Later, we were graciously allowed to see part of Mike Liu’s collection of Asian antiques. They were absolutely amazing. Everything from several carvings of “the happy Buddha” to exquisite ivory carvings.

Later, Alan Huang, Director of Product Development, took me to two more plants. Alan showed me the custom tooling and the extra steps taken to insure the quality of their products. A demonstration of balancing band saw wheels was very impressive. Even more impressive in my opinion was the level of testing and documentation that Alan showed me later at their Taichung office. Basically, if a problem appears with any JET or Powermatic tool, simply by means of a serial number, they can look at the quality inspection and testing results for that specific tool. Their record keeping is very impressive, documenting the products development process all the way through to the most recent manufacturing run and container shipment.

John, Alan and I ended the day by hooking back up with Mike and Dennis Liu at a lovely restaurant for good food and good fun. Mike was in a happy mood and made me promise to come back to Taiwan – next week! (I don’t know how I will explain that to my wife.)

Photos top to bottom:
Mike Liu preparing tea for his visitors. Dennis Liu explaining processes to your traveling editor and John Otto. The whole gang from OAV. Alan Huang explains the exacting band saw wheel balancing process.
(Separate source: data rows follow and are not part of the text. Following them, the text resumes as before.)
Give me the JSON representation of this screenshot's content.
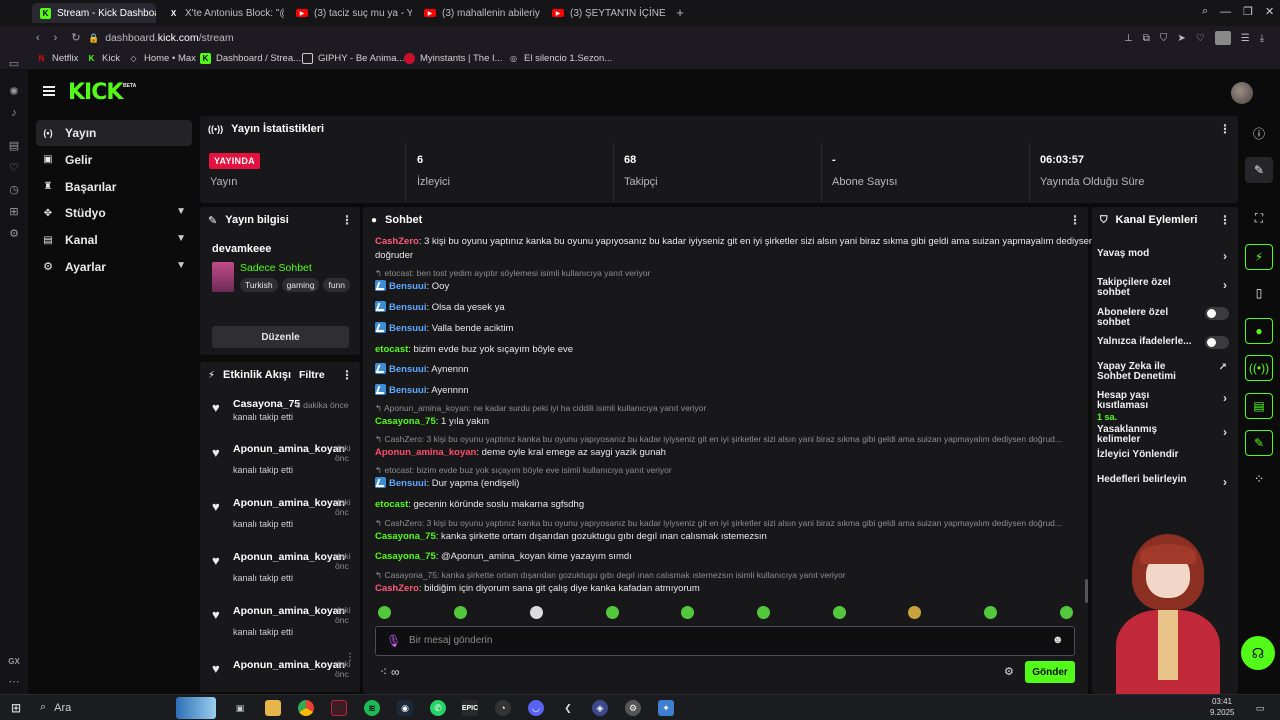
{
  "browser": {
    "tabs": [
      {
        "label": "Stream - Kick Dashboard",
        "favicon": "kick",
        "color": "#53fc18"
      },
      {
        "label": "X'te Antonius Block: \"@p",
        "favicon": "x",
        "color": "#ffffff"
      },
      {
        "label": "(3) taciz suç mu ya - You",
        "favicon": "youtube",
        "color": "#ff0000"
      },
      {
        "label": "(3) mahallenin abileriyik -",
        "favicon": "youtube",
        "color": "#ff0000"
      },
      {
        "label": "(3) ŞEYTAN'IN İÇİNE GİRD",
        "favicon": "youtube",
        "color": "#ff0000"
      }
    ],
    "url_host": "dashboard.",
    "url_domain": "kick.com",
    "url_path": "/stream",
    "bookmarks": [
      "Netflix",
      "Kick",
      "Home • Max",
      "Dashboard / Strea...",
      "GIPHY - Be Anima...",
      "Myinstants | The I...",
      "El silencio 1.Sezon..."
    ]
  },
  "brand": {
    "logo": "KICK",
    "beta": "BETA",
    "accent": "#53fc18"
  },
  "nav": [
    {
      "label": "Yayın",
      "icon": "broadcast-icon",
      "active": true
    },
    {
      "label": "Gelir",
      "icon": "revenue-icon"
    },
    {
      "label": "Başarılar",
      "icon": "trophy-icon"
    },
    {
      "label": "Stüdyo",
      "icon": "studio-icon",
      "expand": true
    },
    {
      "label": "Kanal",
      "icon": "channel-icon",
      "expand": true
    },
    {
      "label": "Ayarlar",
      "icon": "gear-icon",
      "expand": true
    }
  ],
  "stats": {
    "title": "Yayın İstatistikleri",
    "live_badge": "YAYINDA",
    "items": [
      {
        "value": "",
        "label": "Yayın"
      },
      {
        "value": "6",
        "label": "İzleyici"
      },
      {
        "value": "68",
        "label": "Takipçi"
      },
      {
        "value": "-",
        "label": "Abone Sayısı"
      },
      {
        "value": "06:03:57",
        "label": "Yayında Olduğu Süre"
      }
    ]
  },
  "stream_info": {
    "title": "Yayın bilgisi",
    "channel": "devamkeee",
    "category": "Sadece Sohbet",
    "tags": [
      "Turkish",
      "gaming",
      "funn"
    ],
    "edit_button": "Düzenle"
  },
  "activity": {
    "title": "Etkinlik Akışı",
    "filter": "Filtre",
    "items": [
      {
        "user": "Casayona_75",
        "time": "8 dakika önce",
        "text": "kanalı takip etti"
      },
      {
        "user": "Aponun_amina_koyan",
        "time": "daki\nönc",
        "text": "kanalı takip etti"
      },
      {
        "user": "Aponun_amina_koyan",
        "time": "daki\nönc",
        "text": "kanalı takip etti"
      },
      {
        "user": "Aponun_amina_koyan",
        "time": "daki\nönc",
        "text": "kanalı takip etti"
      },
      {
        "user": "Aponun_amina_koyan",
        "time": "daki\nönc",
        "text": "kanalı takip etti"
      },
      {
        "user": "Aponun_amina_koyan",
        "time": "daki\nönc",
        "text": ""
      }
    ]
  },
  "chat": {
    "title": "Sohbet",
    "messages": [
      {
        "kind": "msg",
        "user": "CashZero",
        "color": "#ff5a7a",
        "text": "3 kişi bu oyunu yaptınız kanka bu oyunu yapıyosanız bu kadar iyiyseniz git en iyi şirketler sizi alsın yani biraz sıkma gibi geldi ama suizan yapmayalım dediysen",
        "cont": "doğruder"
      },
      {
        "kind": "reply",
        "text": "etocast: ben tost yedim ayıptır söylemesi isimli kullanıcıya yanıt veriyor"
      },
      {
        "kind": "msg",
        "user": "Bensuui",
        "color": "#5fa8ff",
        "badge": true,
        "text": "Ooy"
      },
      {
        "kind": "msg",
        "user": "Bensuui",
        "color": "#5fa8ff",
        "badge": true,
        "text": "Olsa da yesek ya"
      },
      {
        "kind": "msg",
        "user": "Bensuui",
        "color": "#5fa8ff",
        "badge": true,
        "text": "Valla bende aciktim"
      },
      {
        "kind": "msg",
        "user": "etocast",
        "color": "#53fc18",
        "text": "bizim evde buz yok sıçayım böyle eve"
      },
      {
        "kind": "msg",
        "user": "Bensuui",
        "color": "#5fa8ff",
        "badge": true,
        "text": "Aynennn"
      },
      {
        "kind": "msg",
        "user": "Bensuui",
        "color": "#5fa8ff",
        "badge": true,
        "text": "Ayennnn"
      },
      {
        "kind": "reply",
        "text": "Aponun_amina_koyan: ne kadar surdu peki iyi ha ciddili isimli kullanıcıya yanıt veriyor"
      },
      {
        "kind": "msg",
        "user": "Casayona_75",
        "color": "#53fc18",
        "text": "1 yıla yakın"
      },
      {
        "kind": "reply",
        "text": "CashZero: 3 kişi bu oyunu yaptınız kanka bu oyunu yapıyosanız bu kadar iyiyseniz git en iyi şirketler sizi alsın yani biraz sıkma gibi geldi ama suizan yapmayalım dediysen doğrud..."
      },
      {
        "kind": "msg",
        "user": "Aponun_amina_koyan",
        "color": "#ff4d6d",
        "text": "deme oyle kral emege az saygi yazik gunah"
      },
      {
        "kind": "reply",
        "text": "etocast: bizim evde buz yok sıçayım böyle eve isimli kullanıcıya yanıt veriyor"
      },
      {
        "kind": "msg",
        "user": "Bensuui",
        "color": "#5fa8ff",
        "badge": true,
        "text": "Dur yapma (endişeli)"
      },
      {
        "kind": "msg",
        "user": "etocast",
        "color": "#53fc18",
        "text": "gecenin köründe soslu makarna sgfsdhg"
      },
      {
        "kind": "reply",
        "text": "CashZero: 3 kişi bu oyunu yaptınız kanka bu oyunu yapıyosanız bu kadar iyiyseniz git en iyi şirketler sizi alsın yani biraz sıkma gibi geldi ama suizan yapmayalım dediysen doğrud..."
      },
      {
        "kind": "msg",
        "user": "Casayona_75",
        "color": "#53fc18",
        "text": "kanka şirkette ortam dışarıdan gozuktugu gıbı degıl ınan calısmak ıstemezsın"
      },
      {
        "kind": "msg",
        "user": "Casayona_75",
        "color": "#53fc18",
        "text": "@Aponun_amina_koyan kime yazayım sımdı"
      },
      {
        "kind": "reply",
        "text": "Casayona_75: kanka şirkette ortam dışarıdan gozuktugu gıbı degıl ınan calısmak ıstemezsın isimli kullanıcıya yanıt veriyor"
      },
      {
        "kind": "msg",
        "user": "CashZero",
        "color": "#ff5a7a",
        "text": "bildiğim için diyorum sana git çalış diye kanka kafadan atmıyorum"
      }
    ],
    "input_placeholder": "Bir mesaj gönderin",
    "send_label": "Gönder"
  },
  "mod": {
    "title": "Kanal Eylemleri",
    "items": [
      {
        "label": "Yavaş mod",
        "type": "arrow"
      },
      {
        "label": "Takipçilere özel sohbet",
        "type": "arrow"
      },
      {
        "label": "Abonelere özel sohbet",
        "type": "toggle"
      },
      {
        "label": "Yalnızca ifadelerle...",
        "type": "toggle"
      },
      {
        "label": "Yapay Zeka ile Sohbet Denetimi",
        "type": "external"
      },
      {
        "label": "Hesap yaşı kısıtlaması",
        "sub": "1 sa.",
        "type": "arrow"
      },
      {
        "label": "Yasaklanmış kelimeler",
        "type": "arrow"
      },
      {
        "label": "İzleyici Yönlendir",
        "type": "none"
      },
      {
        "label": "Hedefleri belirleyin",
        "type": "arrow"
      }
    ]
  },
  "taskbar": {
    "search": "Ara",
    "time": "03:41",
    "date": "9.2025"
  }
}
Alan and John Otto explain some details regarding the production of their PM2000 table saw. The support staff at WMH in Taiwan and a happy editor.